Task to carry out: Go through the listing below. Copy each line that has the string "JSON".

Provided entries:
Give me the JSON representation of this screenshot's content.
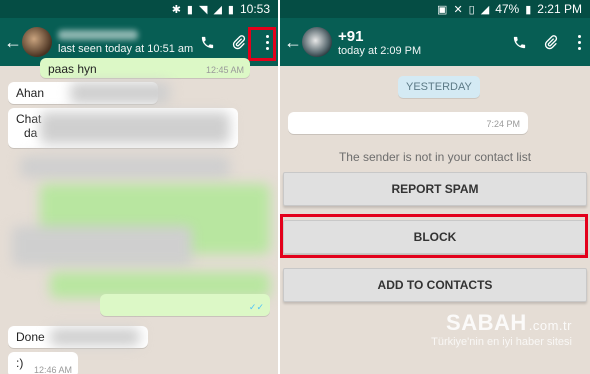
{
  "left": {
    "status": {
      "time": "10:53"
    },
    "header": {
      "subtitle": "last seen today at 10:51 am"
    },
    "messages": [
      {
        "text": "paas hyn",
        "time": "12:45 AM"
      },
      {
        "text": "Ahan"
      },
      {
        "text": "Chat"
      },
      {
        "text": "da"
      },
      {
        "text": "Done"
      },
      {
        "text": ":)",
        "time": "12:46 AM"
      }
    ]
  },
  "right": {
    "status": {
      "battery": "47%",
      "time": "2:21 PM"
    },
    "header": {
      "title": "+91",
      "subtitle": "today at 2:09 PM"
    },
    "date_chip": "YESTERDAY",
    "bubble_time": "7:24 PM",
    "notice": "The sender is not in your contact list",
    "buttons": {
      "report": "REPORT SPAM",
      "block": "BLOCK",
      "add": "ADD TO CONTACTS"
    }
  },
  "watermark": {
    "brand": "SABAH",
    "tld": ".com.tr",
    "tagline": "Türkiye'nin en iyi haber sitesi"
  },
  "colors": {
    "header": "#075e54",
    "statusbar": "#054d44",
    "chat_bg": "#e5ddd5",
    "outgoing": "#dcf8c6",
    "highlight": "#e3001b"
  }
}
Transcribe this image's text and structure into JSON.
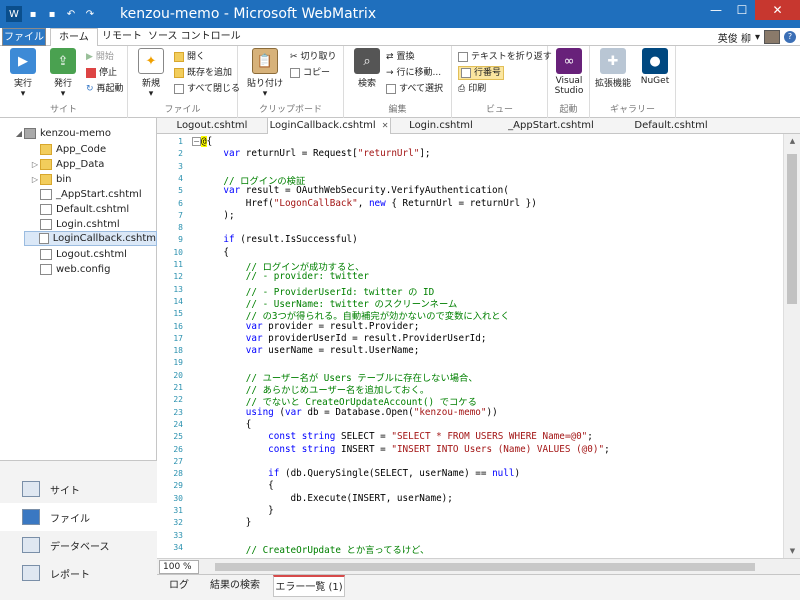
{
  "window": {
    "title": "kenzou-memo - Microsoft WebMatrix"
  },
  "ribbon_tabs": {
    "file": "ファイル",
    "home": "ホーム",
    "remote": "リモート",
    "source": "ソース コントロール"
  },
  "user": {
    "name": "英俊 柳"
  },
  "ribbon": {
    "site": {
      "label": "サイト",
      "run": "実行",
      "publish": "発行",
      "start": "開始",
      "stop": "停止",
      "restart": "再起動"
    },
    "file": {
      "label": "ファイル",
      "new": "新規",
      "open": "開く",
      "add_existing": "既存を追加",
      "close_all": "すべて閉じる"
    },
    "clipboard": {
      "label": "クリップボード",
      "paste": "貼り付け",
      "cut": "切り取り",
      "copy": "コピー"
    },
    "edit": {
      "label": "編集",
      "search": "検索",
      "replace": "置換",
      "goto_line": "行に移動...",
      "select_all": "すべて選択"
    },
    "view": {
      "label": "ビュー",
      "wrap_text": "テキストを折り返す",
      "line_numbers": "行番号",
      "print": "印刷"
    },
    "launch": {
      "label": "起動",
      "visual_studio": "Visual Studio"
    },
    "gallery": {
      "label": "ギャラリー",
      "extensions": "拡張機能",
      "nuget": "NuGet"
    }
  },
  "tree": {
    "root": "kenzou-memo",
    "items": [
      {
        "name": "App_Code",
        "type": "folder"
      },
      {
        "name": "App_Data",
        "type": "folder"
      },
      {
        "name": "bin",
        "type": "folder"
      },
      {
        "name": "_AppStart.cshtml",
        "type": "file"
      },
      {
        "name": "Default.cshtml",
        "type": "file"
      },
      {
        "name": "Login.cshtml",
        "type": "file"
      },
      {
        "name": "LoginCallback.cshtm",
        "type": "file"
      },
      {
        "name": "Logout.cshtml",
        "type": "file"
      },
      {
        "name": "web.config",
        "type": "file"
      }
    ]
  },
  "sidenav": {
    "site": "サイト",
    "files": "ファイル",
    "database": "データベース",
    "reports": "レポート"
  },
  "doc_tabs": [
    "Logout.cshtml",
    "LoginCallback.cshtml",
    "Login.cshtml",
    "_AppStart.cshtml",
    "Default.cshtml"
  ],
  "code_lines": [
    "@{",
    "    var returnUrl = Request[\"returnUrl\"];",
    "",
    "    // ログインの検証",
    "    var result = OAuthWebSecurity.VerifyAuthentication(",
    "        Href(\"LogonCallBack\", new { ReturnUrl = returnUrl })",
    "    );",
    "",
    "    if (result.IsSuccessful)",
    "    {",
    "        // ログインが成功すると、",
    "        // - provider: twitter",
    "        // - ProviderUserId: twitter の ID",
    "        // - UserName: twitter のスクリーンネーム",
    "        // の3つが得られる。自動補完が効かないので変数に入れとく",
    "        var provider = result.Provider;",
    "        var providerUserId = result.ProviderUserId;",
    "        var userName = result.UserName;",
    "",
    "        // ユーザー名が Users テーブルに存在しない場合、",
    "        // あらかじめユーザー名を追加しておく。",
    "        // でないと CreateOrUpdateAccount() でコケる",
    "        using (var db = Database.Open(\"kenzou-memo\"))",
    "        {",
    "            const string SELECT = \"SELECT * FROM USERS WHERE Name=@0\";",
    "            const string INSERT = \"INSERT INTO Users (Name) VALUES (@0)\";",
    "",
    "            if (db.QuerySingle(SELECT, userName) == null)",
    "            {",
    "                db.Execute(INSERT, userName);",
    "            }",
    "        }",
    "",
    "        // CreateOrUpdate とか言ってるけど、"
  ],
  "zoom": "100 %",
  "panel_tabs": [
    "ログ",
    "結果の検索",
    "エラー一覧 (1)"
  ]
}
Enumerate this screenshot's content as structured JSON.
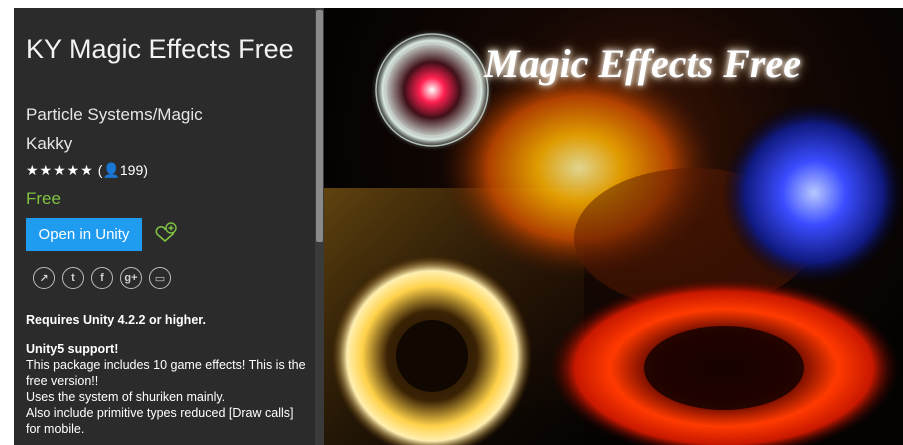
{
  "asset": {
    "title": "KY Magic Effects Free",
    "category": "Particle Systems/Magic",
    "publisher": "Kakky",
    "stars": "★★★★★",
    "rating_count": "199",
    "price": "Free",
    "open_button_label": "Open in Unity"
  },
  "social": {
    "icons": [
      "share-icon",
      "twitter-icon",
      "facebook-icon",
      "google-plus-icon",
      "message-icon"
    ],
    "glyphs": [
      "↗",
      "t",
      "f",
      "g+",
      "▭"
    ]
  },
  "description": {
    "requirement": "Requires Unity 4.2.2 or higher.",
    "heading": "Unity5 support!",
    "lines": [
      "This package includes 10 game effects! This is the free version!!",
      "Uses the system of shuriken mainly.",
      "Also include primitive types reduced [Draw calls] for mobile."
    ]
  },
  "banner": {
    "title": "Magic Effects Free"
  },
  "colors": {
    "sidebar_bg": "#2b2b2b",
    "button_blue": "#1f9bf0",
    "price_green": "#7fc242"
  }
}
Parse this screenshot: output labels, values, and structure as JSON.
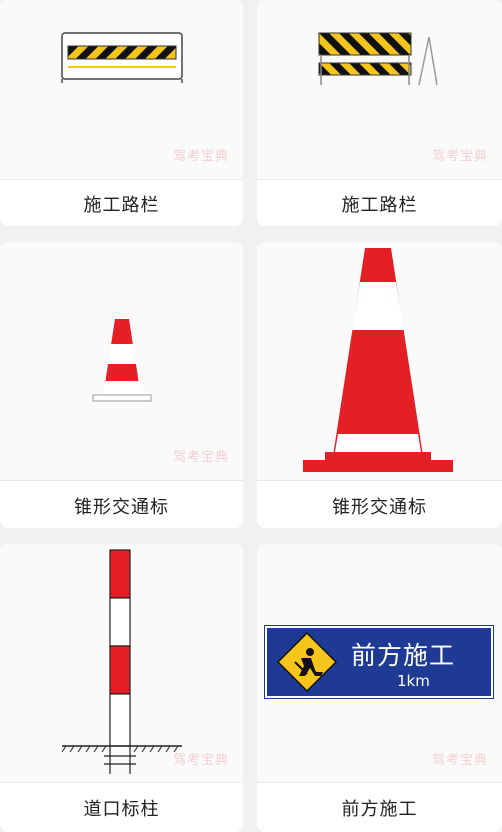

Answer box:
Give me the JSON representation of this screenshot's content.
Transcribe this image's text and structure into JSON.
Enumerate this screenshot's content as structured JSON.
Parse this screenshot: output labels, values, and structure as JSON.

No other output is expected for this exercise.